The main difference between the two types of diabetes is that type 1 diabetes is a genetic disorder that often shows up early in life, and type 2 is largely diet-related and develops over time. If you have type 1 diabetes, your immune system is attacking and destroying the insulin-producing cells in your pancreas.

What are the symptoms of type 1 diabetes in adults?

Type 1 Diabetes Symptoms

  • Extreme thirst.
  • Increased hunger (especially after eating)
  • Dry mouth.
  • Upset stomach and vomiting.
  • Frequent urination.
  • Unexplained weight loss, even though you’re eating and feel hungry.
  • Fatigue.
  • Blurry vision.

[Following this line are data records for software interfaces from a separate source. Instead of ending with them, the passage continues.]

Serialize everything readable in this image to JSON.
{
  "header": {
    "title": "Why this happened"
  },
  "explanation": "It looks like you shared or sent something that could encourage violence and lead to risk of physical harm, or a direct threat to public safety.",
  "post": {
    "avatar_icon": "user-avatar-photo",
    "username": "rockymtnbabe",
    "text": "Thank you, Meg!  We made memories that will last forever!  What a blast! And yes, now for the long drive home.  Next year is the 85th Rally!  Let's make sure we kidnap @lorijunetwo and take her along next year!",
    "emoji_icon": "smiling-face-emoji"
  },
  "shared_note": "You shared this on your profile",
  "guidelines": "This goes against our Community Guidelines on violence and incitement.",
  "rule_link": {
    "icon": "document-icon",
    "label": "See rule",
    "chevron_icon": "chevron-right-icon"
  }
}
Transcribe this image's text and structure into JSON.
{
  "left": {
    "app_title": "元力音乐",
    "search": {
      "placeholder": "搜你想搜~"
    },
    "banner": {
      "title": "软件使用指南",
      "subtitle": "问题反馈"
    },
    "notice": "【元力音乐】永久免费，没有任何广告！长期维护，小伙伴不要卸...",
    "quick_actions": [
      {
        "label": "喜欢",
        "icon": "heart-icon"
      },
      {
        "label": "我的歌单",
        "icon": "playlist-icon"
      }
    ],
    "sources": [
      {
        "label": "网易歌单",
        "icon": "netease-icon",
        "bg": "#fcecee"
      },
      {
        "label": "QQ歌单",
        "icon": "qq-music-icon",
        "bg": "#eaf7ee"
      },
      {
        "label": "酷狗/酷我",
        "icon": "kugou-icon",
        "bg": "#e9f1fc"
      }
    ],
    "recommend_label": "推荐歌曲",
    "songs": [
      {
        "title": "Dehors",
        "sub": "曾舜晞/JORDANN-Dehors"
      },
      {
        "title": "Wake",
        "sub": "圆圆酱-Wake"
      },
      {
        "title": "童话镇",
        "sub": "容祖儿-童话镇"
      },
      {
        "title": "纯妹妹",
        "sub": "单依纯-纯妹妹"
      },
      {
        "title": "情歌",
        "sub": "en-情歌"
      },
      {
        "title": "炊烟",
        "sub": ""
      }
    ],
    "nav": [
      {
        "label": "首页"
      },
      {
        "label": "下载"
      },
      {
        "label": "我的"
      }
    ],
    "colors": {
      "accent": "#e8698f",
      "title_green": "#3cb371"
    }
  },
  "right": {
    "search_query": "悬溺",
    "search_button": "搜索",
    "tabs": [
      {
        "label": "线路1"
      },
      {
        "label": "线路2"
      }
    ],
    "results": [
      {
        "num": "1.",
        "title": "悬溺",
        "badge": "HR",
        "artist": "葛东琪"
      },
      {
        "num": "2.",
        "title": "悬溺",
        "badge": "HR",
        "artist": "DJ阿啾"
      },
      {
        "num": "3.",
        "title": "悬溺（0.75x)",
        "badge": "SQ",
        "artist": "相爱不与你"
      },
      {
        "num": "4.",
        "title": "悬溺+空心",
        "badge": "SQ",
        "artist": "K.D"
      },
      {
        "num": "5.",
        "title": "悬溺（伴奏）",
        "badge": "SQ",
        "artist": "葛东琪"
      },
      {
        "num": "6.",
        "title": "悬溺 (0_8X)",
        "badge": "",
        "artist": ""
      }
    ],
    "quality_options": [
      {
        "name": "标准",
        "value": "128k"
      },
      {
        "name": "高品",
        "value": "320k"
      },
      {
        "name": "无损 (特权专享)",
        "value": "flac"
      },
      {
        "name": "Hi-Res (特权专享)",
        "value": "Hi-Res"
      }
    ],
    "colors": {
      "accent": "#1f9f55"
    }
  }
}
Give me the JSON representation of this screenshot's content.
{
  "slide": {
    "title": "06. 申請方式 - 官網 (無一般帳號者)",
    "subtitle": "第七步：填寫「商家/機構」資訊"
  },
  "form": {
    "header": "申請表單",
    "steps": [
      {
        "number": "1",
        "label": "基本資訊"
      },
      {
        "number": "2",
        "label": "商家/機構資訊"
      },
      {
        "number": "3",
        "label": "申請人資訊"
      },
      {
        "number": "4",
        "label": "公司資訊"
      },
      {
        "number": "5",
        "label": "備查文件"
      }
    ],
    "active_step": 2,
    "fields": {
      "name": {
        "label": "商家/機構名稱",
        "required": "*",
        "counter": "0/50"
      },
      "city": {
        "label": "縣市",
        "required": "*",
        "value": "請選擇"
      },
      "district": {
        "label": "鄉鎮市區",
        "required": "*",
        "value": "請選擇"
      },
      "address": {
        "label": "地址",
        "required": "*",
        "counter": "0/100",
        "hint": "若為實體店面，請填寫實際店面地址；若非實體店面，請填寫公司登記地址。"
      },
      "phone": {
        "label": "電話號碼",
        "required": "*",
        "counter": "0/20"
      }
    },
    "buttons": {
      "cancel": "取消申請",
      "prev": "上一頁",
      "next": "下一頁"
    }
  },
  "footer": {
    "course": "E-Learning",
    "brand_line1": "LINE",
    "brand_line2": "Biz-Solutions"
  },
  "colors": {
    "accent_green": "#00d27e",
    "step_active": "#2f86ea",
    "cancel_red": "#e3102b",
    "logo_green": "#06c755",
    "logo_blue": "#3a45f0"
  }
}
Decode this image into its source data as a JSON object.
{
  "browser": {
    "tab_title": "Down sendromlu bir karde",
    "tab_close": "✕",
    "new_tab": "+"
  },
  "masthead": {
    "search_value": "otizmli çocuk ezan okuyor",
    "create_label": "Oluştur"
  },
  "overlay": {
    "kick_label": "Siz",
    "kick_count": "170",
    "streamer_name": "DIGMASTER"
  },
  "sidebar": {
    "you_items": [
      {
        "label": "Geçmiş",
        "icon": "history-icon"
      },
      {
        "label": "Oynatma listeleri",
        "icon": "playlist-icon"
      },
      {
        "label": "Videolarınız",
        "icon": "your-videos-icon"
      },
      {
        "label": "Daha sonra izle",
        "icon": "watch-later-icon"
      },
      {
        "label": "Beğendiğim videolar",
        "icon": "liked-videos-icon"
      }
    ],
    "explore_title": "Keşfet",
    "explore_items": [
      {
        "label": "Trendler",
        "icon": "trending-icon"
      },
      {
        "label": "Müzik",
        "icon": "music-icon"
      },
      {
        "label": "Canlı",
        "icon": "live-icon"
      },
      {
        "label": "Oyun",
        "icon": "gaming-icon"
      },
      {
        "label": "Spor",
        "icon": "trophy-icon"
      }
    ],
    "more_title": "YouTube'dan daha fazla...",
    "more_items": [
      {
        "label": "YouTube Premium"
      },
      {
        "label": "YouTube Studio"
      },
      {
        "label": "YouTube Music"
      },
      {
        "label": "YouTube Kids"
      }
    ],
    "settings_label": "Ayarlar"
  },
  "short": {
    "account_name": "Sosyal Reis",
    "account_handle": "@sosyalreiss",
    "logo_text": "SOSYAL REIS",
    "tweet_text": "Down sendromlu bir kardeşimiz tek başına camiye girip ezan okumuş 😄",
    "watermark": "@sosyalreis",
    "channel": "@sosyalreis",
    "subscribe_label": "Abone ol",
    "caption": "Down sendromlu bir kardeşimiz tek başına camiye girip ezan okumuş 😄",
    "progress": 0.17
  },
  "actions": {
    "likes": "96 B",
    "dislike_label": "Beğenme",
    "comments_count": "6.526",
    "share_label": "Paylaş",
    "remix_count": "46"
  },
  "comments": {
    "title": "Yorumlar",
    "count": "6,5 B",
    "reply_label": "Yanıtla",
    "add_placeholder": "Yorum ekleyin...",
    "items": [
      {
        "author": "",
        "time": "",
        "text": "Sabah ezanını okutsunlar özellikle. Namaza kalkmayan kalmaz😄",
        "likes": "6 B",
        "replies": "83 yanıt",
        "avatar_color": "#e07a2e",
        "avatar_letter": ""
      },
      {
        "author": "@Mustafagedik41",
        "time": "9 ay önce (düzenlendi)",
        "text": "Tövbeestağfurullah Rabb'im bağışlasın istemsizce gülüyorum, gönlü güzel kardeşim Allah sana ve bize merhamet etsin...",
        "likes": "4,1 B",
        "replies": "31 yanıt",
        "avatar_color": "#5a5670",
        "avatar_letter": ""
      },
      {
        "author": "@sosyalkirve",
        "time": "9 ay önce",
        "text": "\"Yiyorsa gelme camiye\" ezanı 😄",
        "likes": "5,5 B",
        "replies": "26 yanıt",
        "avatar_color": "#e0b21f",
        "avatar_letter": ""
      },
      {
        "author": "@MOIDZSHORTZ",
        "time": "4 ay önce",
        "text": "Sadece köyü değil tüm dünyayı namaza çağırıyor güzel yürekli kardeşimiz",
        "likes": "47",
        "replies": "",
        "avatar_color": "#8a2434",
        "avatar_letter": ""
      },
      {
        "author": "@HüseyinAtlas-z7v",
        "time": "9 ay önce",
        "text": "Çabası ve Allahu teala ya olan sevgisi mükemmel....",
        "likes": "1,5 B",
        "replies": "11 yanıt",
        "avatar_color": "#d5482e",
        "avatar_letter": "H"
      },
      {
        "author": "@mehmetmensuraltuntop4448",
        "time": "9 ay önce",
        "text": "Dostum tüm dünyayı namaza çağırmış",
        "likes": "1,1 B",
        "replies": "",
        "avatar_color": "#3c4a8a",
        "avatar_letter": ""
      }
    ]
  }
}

How is type 1 diabetes diagnosed?

The primary screening test for type 1 diabetes is the random blood-sugar test, which tells physicians the amount of glucose circulating in a person’s blood at a specific moment in time. A blood-sugar level of 200 milligrams per deciliter suggests diabetes. The secondary test is a glycated hemoglobin test, or A1C test.